Although these bridging scenes clearly distinguish Allegro Non Troppo from its predecessor, it’s the animated sequences, set to classical music, that are the main draw. Two of the sequences are more-or-less direct parodies of their Disney counterparts. The opening piece, “Prélude à l'après-midi d'un faune” by Debussy, apes “The Pastoral Symphony” segment. Instead of mythological creatures pairing up, the focus is on a lustful old satyr and his tireless, futile pursuit of a nubile young fairy. It’s a fun, if frothy segment, that’s more overtly sexual than its inspiration. A later segment, set to Ravel’s “Bolero,” recalls Fantasia’s the “Rite of Spring.” Bozzetto provides an alternative explanation about how life began in the cosmos. A Coke bottle left behind by a careless astronaut becomes the source of a new life form on a desolate planet, accidentally setting the stage for a new evolutionary chain. A series of diverse and rapidly mutating creatures evolve from this primordial sludge, challenging one another for dominance.
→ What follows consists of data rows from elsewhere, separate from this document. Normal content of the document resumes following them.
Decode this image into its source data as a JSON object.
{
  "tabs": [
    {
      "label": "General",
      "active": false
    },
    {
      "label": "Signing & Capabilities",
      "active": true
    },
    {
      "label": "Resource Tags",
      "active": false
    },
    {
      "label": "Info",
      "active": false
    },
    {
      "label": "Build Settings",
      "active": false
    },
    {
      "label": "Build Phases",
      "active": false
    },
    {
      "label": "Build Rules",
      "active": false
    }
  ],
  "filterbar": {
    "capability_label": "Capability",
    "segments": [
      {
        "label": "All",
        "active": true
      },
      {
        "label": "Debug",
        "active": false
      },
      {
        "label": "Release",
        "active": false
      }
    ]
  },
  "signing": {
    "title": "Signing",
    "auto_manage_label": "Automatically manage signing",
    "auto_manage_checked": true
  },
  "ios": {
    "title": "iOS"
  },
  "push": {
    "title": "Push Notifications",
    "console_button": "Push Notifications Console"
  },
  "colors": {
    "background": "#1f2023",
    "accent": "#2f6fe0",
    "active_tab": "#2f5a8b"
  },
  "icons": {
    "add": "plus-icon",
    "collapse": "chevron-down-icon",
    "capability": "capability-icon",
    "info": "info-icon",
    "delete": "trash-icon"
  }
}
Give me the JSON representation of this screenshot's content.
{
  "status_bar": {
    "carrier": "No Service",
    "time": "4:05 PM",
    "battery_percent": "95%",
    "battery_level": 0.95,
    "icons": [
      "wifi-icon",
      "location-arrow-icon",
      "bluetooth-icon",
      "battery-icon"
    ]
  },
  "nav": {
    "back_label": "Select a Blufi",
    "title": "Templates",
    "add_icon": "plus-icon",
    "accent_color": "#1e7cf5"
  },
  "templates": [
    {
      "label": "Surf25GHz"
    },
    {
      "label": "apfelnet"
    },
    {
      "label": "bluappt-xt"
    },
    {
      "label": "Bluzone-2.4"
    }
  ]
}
Bozzetto commented that he was fond of saying, “As soon as the music starts, the soul comes in.” Nowhere is this point more evident, than in his poignant, melancholy application of Sibelius’ “Valse Triste.” This segment, which is also the most visually complex and compelling, represents a serious departure from an otherwise light and humorous film. A cat strolls through the abandoned rubble of an apartment house, observing the ghosts of families past. Snippets of live action are skillfully integrated into the animation, portraying flashes of lives that have vanished. It’s never expressly stated why everyone has disappeared (War, poverty, or disease?), but the cat’s fond memories are the only life that remains. As the wrecking ball looms, we’re left to ponder what will become of these memories once there’s no one left to remember them.
The animation in Allegro Non Troppo is uneven, compared to its more esteemed Disney cousin, but that just adds to its charm. In contrast to Fantasia’s approach, with multiple directors and animators, it’s Bozzetto’s vision all the way. His personal, often cynical view of humanity shines through. One of the only missteps in Bozzetto’s film is that the live-action bridging sequences wear out their welcome along the way, threatening to take too much screen time from the animated portions. By the time we reach the latter portion of the film, the framing story has prevailed as the presenter (abandoned by his animator) desperately searches for an ending.
Allegro Non Troppo is much more than a low-rent knockoff of Fantasia, but a full-fledged exploration of the marriage of film and music. It’s no small irony that years later, Disney would utilize Stravinky’s “The Firebird Suite,” * featured in Bozzetto’s film (albeit a different portion of the same musical piece), in a newly created segment for 1999’s re-tooled Fantasia 2000. While Allegro Non Troppo never reaches the heights set by its more illustrious predecessor, Bozzetto honors the legacy of that landmark film, and his work deserves to be better known by the rest of the world.
* On an interesting side note, Disney originally considered “The Firebird Suite” for the first iteration of Fantasia.